The Sakura Diamond is set to sparkle
Christie’s welcomes the coming of spring with the sale of this illustrious purple-pink gem
Japan’s sakura cherry-blossom season peaked this year in the city of Kyoto on 26 March, according to Osaka University. That makes it the earliest flowering in 1,200 years - the previous record of a day later had been set in 1409. But for auction houses in Asia rocked by the pandemic, the lucrative spring-sales season can’t come soon enough.
Christie’s in Hong Kong is trying to capture a little of the flower power in auctioning off the “Sakura Diamond” on 23 May. With its “perfect display of strong saturation and remarkable pink hue with a secondary colour of purple, [the Sakura Diamond resembles] the fascinating colour of cherry blossoms – appropriately coinciding with spring”, says the auction house.
The rich celebrate
The gem is a “fancy vivid purple-pink internally flawless” diamond, weighing 15.81 carats, and the largest such “purple-pink” stone to come to auction since the “Spirit of the Rose” last November.
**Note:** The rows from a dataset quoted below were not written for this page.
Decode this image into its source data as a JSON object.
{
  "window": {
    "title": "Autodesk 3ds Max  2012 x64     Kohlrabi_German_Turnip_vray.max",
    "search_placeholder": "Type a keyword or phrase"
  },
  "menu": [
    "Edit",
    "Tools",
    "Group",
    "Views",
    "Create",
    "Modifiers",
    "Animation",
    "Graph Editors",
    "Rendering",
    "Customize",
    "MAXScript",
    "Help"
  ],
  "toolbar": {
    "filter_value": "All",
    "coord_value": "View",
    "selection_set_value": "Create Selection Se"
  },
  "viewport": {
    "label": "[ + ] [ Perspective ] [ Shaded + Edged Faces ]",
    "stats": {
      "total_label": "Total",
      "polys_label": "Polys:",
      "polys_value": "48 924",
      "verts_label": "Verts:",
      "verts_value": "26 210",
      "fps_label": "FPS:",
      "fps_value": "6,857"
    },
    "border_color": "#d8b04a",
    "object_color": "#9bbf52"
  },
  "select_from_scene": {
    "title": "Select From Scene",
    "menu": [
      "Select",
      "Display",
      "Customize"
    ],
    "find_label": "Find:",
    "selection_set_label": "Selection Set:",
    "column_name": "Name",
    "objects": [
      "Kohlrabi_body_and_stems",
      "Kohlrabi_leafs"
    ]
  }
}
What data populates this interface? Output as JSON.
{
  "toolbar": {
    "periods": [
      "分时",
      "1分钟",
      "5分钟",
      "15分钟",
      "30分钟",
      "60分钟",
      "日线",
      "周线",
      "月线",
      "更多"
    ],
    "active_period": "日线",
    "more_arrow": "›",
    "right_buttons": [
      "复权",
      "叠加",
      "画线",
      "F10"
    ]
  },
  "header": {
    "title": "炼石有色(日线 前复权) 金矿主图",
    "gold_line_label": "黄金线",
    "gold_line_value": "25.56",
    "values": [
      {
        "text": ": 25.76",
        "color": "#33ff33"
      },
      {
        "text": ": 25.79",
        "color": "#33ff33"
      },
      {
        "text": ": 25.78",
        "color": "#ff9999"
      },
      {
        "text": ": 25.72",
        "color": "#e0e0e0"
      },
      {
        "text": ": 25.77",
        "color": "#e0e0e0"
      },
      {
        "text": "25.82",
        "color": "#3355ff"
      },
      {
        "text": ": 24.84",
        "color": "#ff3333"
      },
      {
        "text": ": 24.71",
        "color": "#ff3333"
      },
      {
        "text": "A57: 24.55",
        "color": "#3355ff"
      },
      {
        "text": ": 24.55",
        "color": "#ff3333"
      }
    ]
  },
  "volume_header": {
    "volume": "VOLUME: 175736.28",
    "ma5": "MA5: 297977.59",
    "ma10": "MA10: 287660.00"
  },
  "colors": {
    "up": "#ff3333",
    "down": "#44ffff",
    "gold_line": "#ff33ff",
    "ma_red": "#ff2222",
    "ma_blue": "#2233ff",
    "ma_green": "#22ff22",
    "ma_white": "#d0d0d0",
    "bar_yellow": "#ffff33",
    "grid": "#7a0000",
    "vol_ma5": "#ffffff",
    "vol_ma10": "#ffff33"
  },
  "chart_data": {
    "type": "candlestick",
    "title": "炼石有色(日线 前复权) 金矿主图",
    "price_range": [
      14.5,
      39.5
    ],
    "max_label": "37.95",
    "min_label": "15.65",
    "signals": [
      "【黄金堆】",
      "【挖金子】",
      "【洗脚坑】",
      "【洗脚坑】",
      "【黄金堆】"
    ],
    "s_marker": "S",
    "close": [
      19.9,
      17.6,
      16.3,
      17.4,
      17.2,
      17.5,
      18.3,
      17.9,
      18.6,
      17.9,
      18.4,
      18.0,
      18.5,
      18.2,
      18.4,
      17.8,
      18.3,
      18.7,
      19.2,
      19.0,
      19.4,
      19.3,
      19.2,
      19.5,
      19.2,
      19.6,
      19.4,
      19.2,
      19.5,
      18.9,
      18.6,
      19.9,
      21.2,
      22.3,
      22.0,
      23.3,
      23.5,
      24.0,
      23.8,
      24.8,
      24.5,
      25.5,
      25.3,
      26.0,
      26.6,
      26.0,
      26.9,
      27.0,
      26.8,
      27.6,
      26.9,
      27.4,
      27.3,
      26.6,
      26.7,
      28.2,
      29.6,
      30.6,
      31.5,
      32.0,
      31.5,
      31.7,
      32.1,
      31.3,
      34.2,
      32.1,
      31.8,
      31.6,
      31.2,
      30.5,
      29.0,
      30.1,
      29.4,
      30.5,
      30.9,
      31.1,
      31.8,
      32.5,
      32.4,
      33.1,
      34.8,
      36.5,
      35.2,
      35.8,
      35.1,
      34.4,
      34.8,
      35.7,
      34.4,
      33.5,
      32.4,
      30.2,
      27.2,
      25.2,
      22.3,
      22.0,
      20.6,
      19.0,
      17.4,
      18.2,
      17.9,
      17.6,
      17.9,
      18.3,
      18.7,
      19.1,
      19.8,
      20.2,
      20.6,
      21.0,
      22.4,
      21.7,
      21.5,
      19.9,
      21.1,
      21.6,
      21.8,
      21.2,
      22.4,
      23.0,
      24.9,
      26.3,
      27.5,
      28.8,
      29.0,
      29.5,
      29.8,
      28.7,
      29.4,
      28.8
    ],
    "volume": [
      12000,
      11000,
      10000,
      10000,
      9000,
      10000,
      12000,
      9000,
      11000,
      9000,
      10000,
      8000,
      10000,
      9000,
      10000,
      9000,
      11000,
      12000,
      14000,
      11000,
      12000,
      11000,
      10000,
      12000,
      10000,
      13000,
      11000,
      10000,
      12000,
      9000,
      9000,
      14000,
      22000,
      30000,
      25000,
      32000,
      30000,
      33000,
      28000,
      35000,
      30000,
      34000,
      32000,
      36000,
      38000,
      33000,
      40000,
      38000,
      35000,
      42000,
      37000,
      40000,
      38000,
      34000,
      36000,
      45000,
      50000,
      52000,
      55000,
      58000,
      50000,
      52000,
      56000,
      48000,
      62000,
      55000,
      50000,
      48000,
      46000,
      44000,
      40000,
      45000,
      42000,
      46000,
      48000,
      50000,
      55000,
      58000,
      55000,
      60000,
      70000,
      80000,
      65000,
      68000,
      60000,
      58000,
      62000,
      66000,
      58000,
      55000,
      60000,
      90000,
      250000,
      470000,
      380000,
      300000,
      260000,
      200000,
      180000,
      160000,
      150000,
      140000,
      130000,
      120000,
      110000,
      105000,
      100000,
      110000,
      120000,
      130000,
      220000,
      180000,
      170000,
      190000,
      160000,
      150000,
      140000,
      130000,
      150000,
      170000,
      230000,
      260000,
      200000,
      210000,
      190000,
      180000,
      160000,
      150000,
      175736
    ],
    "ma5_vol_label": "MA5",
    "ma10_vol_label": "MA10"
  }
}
That one, a 14.8-carat purple-pink diamond, sold for CHF24.4m (£20.1m) with Sotheby’s in Geneva. This time, Christie’s in Hong Kong is hoping to fetch between HK$195m-HK$300m (£18.2m-£28m) for the Sakura Diamond. And well it might. The auction record for any gemstone was set by the “Pink Star” in 2017, when Sotheby’s sold the 59.6-carat “vivid pink” gem for HK$553m (£57m).
These sales might lead you to think coloured diamonds are common. But they are, in fact, among the rarest of gemstones. Pink diamonds are rarer still, falling under the rare Type IIa category of diamonds, which makes up less than 2% of all gem diamonds, notes Christie’s. And only 4% of those possess a colour deep enough to qualify as “fancy vivid”, according to the grading body, the Gemological Institute Of America (GIA).
But while exceptional, even coloured diamonds have not been immune to disruptions caused by Covid-19, with the market “somewhat stymied by the pandemic”, says Andrew Shirley in the recently released Wealth Report 2021 from Knight Frank. Its sub-index for coloured diamonds fell by 1% last year, having risen by 39% over the past decade. That was mainly due to logistical delays in sending and receiving the diamonds, adds Miri Chen of the Fancy Color Research Foundation, the compiler of the sub-index. This year should hopefully be better.
“It seems that HNWIs (high net worth individuals) can’t wait to compensate themselves for 2020, celebrate and buy the jewellery that they could not purchase during Covid-19,” says Chen. The closure of Rio Tinto’s Argyle mine in Western Australia last November is another reason the market may yet regain its sparkle. It had been, as Kate Youde put it in the Financial Times, “the only consistent source of pink diamonds… responsible for 90% of the world’s supply”.
This article was originally published in MoneyWeek